**Problem to work on:** Starting at the first line and ending at the last, repeat the material word for word.

**Records shown:**
━━━━━━━━━━━━━━━━━━━━━━━━━━━━━━

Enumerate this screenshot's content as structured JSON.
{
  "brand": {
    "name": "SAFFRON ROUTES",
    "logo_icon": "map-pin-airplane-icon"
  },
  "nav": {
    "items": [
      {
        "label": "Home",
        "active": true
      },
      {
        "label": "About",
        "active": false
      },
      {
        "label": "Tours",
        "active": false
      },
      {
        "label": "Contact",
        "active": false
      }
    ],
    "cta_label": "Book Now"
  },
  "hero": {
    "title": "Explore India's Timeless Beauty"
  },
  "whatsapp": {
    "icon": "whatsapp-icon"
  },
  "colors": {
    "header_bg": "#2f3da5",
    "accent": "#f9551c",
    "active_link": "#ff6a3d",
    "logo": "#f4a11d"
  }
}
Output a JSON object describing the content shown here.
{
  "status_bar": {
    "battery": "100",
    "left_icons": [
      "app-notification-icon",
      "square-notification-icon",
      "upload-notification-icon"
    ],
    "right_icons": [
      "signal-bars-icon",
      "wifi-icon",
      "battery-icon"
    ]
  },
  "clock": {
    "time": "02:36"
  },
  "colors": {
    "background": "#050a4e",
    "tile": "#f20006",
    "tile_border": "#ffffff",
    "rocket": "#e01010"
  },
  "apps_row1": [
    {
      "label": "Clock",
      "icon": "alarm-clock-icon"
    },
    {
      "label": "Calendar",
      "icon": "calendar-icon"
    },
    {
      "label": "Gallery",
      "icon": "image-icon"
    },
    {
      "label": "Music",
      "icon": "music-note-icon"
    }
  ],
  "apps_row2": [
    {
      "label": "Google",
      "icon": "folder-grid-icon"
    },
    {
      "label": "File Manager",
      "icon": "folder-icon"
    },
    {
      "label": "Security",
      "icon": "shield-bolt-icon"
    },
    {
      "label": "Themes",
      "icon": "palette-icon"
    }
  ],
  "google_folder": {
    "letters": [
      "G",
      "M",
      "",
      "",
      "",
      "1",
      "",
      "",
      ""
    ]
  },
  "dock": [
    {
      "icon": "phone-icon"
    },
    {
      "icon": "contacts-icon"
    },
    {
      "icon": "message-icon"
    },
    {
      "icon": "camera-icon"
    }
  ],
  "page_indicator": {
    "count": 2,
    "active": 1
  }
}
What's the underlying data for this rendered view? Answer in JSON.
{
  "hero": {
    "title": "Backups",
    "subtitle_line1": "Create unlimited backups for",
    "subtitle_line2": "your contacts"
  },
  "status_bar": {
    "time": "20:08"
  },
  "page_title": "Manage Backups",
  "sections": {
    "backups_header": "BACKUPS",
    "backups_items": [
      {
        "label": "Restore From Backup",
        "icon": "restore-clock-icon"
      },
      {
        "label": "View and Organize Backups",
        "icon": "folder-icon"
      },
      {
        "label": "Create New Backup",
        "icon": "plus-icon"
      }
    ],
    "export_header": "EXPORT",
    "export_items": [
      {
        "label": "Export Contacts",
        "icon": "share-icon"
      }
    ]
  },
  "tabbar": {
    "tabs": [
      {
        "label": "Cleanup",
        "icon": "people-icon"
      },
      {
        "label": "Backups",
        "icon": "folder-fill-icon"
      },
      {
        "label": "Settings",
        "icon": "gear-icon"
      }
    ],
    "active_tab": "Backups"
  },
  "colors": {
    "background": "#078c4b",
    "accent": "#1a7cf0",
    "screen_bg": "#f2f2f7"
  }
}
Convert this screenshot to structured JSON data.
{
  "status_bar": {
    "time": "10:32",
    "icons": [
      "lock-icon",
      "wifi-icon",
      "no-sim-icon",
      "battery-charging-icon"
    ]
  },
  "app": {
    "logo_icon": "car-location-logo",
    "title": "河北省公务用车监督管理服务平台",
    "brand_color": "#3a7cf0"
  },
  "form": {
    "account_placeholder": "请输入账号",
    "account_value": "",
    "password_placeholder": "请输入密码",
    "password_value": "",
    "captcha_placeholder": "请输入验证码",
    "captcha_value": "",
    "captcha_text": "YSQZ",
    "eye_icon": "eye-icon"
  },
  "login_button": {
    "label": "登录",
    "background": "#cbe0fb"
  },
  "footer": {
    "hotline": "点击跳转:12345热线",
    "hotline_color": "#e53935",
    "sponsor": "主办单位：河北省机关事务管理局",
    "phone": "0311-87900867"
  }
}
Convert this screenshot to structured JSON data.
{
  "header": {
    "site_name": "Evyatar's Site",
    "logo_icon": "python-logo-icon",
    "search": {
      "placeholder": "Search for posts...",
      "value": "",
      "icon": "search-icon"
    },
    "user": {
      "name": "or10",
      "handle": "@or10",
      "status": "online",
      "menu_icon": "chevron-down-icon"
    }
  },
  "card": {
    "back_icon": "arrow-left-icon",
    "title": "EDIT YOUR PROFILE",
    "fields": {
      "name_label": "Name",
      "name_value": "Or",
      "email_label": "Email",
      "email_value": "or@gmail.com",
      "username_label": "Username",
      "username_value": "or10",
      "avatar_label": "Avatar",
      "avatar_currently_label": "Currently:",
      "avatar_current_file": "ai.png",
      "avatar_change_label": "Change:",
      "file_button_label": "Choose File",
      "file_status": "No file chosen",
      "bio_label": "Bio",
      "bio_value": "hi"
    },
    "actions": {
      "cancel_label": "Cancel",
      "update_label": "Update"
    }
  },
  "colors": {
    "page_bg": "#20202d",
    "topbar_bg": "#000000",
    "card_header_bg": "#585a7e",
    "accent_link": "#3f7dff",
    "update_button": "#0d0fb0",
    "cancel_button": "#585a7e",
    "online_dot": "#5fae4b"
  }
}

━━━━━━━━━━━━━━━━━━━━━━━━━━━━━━

**Solved exercise:**
Enumerate this screenshot's content as structured JSON.
{
  "brand": {
    "name": "SAFFRON ROUTES",
    "logo_icon": "map-pin-airplane-icon"
  },
  "nav": {
    "items": [
      {
        "label": "Home",
        "active": true
      },
      {
        "label": "About",
        "active": false
      },
      {
        "label": "Tours",
        "active": false
      },
      {
        "label": "Contact",
        "active": false
      }
    ],
    "cta_label": "Book Now"
  },
  "hero": {
    "title": "Explore India's Timeless Beauty"
  },
  "whatsapp": {
    "icon": "whatsapp-icon"
  },
  "colors": {
    "header_bg": "#2f3da5",
    "accent": "#f9551c",
    "active_link": "#ff6a3d",
    "logo": "#f4a11d"
  }
}
Output a JSON object describing the content shown here.
{
  "status_bar": {
    "battery": "100",
    "left_icons": [
      "app-notification-icon",
      "square-notification-icon",
      "upload-notification-icon"
    ],
    "right_icons": [
      "signal-bars-icon",
      "wifi-icon",
      "battery-icon"
    ]
  },
  "clock": {
    "time": "02:36"
  },
  "colors": {
    "background": "#050a4e",
    "tile": "#f20006",
    "tile_border": "#ffffff",
    "rocket": "#e01010"
  },
  "apps_row1": [
    {
      "label": "Clock",
      "icon": "alarm-clock-icon"
    },
    {
      "label": "Calendar",
      "icon": "calendar-icon"
    },
    {
      "label": "Gallery",
      "icon": "image-icon"
    },
    {
      "label": "Music",
      "icon": "music-note-icon"
    }
  ],
  "apps_row2": [
    {
      "label": "Google",
      "icon": "folder-grid-icon"
    },
    {
      "label": "File Manager",
      "icon": "folder-icon"
    },
    {
      "label": "Security",
      "icon": "shield-bolt-icon"
    },
    {
      "label": "Themes",
      "icon": "palette-icon"
    }
  ],
  "google_folder": {
    "letters": [
      "G",
      "M",
      "",
      "",
      "",
      "1",
      "",
      "",
      ""
    ]
  },
  "dock": [
    {
      "icon": "phone-icon"
    },
    {
      "icon": "contacts-icon"
    },
    {
      "icon": "message-icon"
    },
    {
      "icon": "camera-icon"
    }
  ],
  "page_indicator": {
    "count": 2,
    "active": 1
  }
}
What's the underlying data for this rendered view? Answer in JSON.
{
  "hero": {
    "title": "Backups",
    "subtitle_line1": "Create unlimited backups for",
    "subtitle_line2": "your contacts"
  },
  "status_bar": {
    "time": "20:08"
  },
  "page_title": "Manage Backups",
  "sections": {
    "backups_header": "BACKUPS",
    "backups_items": [
      {
        "label": "Restore From Backup",
        "icon": "restore-clock-icon"
      },
      {
        "label": "View and Organize Backups",
        "icon": "folder-icon"
      },
      {
        "label": "Create New Backup",
        "icon": "plus-icon"
      }
    ],
    "export_header": "EXPORT",
    "export_items": [
      {
        "label": "Export Contacts",
        "icon": "share-icon"
      }
    ]
  },
  "tabbar": {
    "tabs": [
      {
        "label": "Cleanup",
        "icon": "people-icon"
      },
      {
        "label": "Backups",
        "icon": "folder-fill-icon"
      },
      {
        "label": "Settings",
        "icon": "gear-icon"
      }
    ],
    "active_tab": "Backups"
  },
  "colors": {
    "background": "#078c4b",
    "accent": "#1a7cf0",
    "screen_bg": "#f2f2f7"
  }
}
Convert this screenshot to structured JSON data.
{
  "status_bar": {
    "time": "10:32",
    "icons": [
      "lock-icon",
      "wifi-icon",
      "no-sim-icon",
      "battery-charging-icon"
    ]
  },
  "app": {
    "logo_icon": "car-location-logo",
    "title": "河北省公务用车监督管理服务平台",
    "brand_color": "#3a7cf0"
  },
  "form": {
    "account_placeholder": "请输入账号",
    "account_value": "",
    "password_placeholder": "请输入密码",
    "password_value": "",
    "captcha_placeholder": "请输入验证码",
    "captcha_value": "",
    "captcha_text": "YSQZ",
    "eye_icon": "eye-icon"
  },
  "login_button": {
    "label": "登录",
    "background": "#cbe0fb"
  },
  "footer": {
    "hotline": "点击跳转:12345热线",
    "hotline_color": "#e53935",
    "sponsor": "主办单位：河北省机关事务管理局",
    "phone": "0311-87900867"
  }
}
Convert this screenshot to structured JSON data.
{
  "header": {
    "site_name": "Evyatar's Site",
    "logo_icon": "python-logo-icon",
    "search": {
      "placeholder": "Search for posts...",
      "value": "",
      "icon": "search-icon"
    },
    "user": {
      "name": "or10",
      "handle": "@or10",
      "status": "online",
      "menu_icon": "chevron-down-icon"
    }
  },
  "card": {
    "back_icon": "arrow-left-icon",
    "title": "EDIT YOUR PROFILE",
    "fields": {
      "name_label": "Name",
      "name_value": "Or",
      "email_label": "Email",
      "email_value": "or@gmail.com",
      "username_label": "Username",
      "username_value": "or10",
      "avatar_label": "Avatar",
      "avatar_currently_label": "Currently:",
      "avatar_current_file": "ai.png",
      "avatar_change_label": "Change:",
      "file_button_label": "Choose File",
      "file_status": "No file chosen",
      "bio_label": "Bio",
      "bio_value": "hi"
    },
    "actions": {
      "cancel_label": "Cancel",
      "update_label": "Update"
    }
  },
  "colors": {
    "page_bg": "#20202d",
    "topbar_bg": "#000000",
    "card_header_bg": "#585a7e",
    "accent_link": "#3f7dff",
    "update_button": "#0d0fb0",
    "cancel_button": "#585a7e",
    "online_dot": "#5fae4b"
  }
}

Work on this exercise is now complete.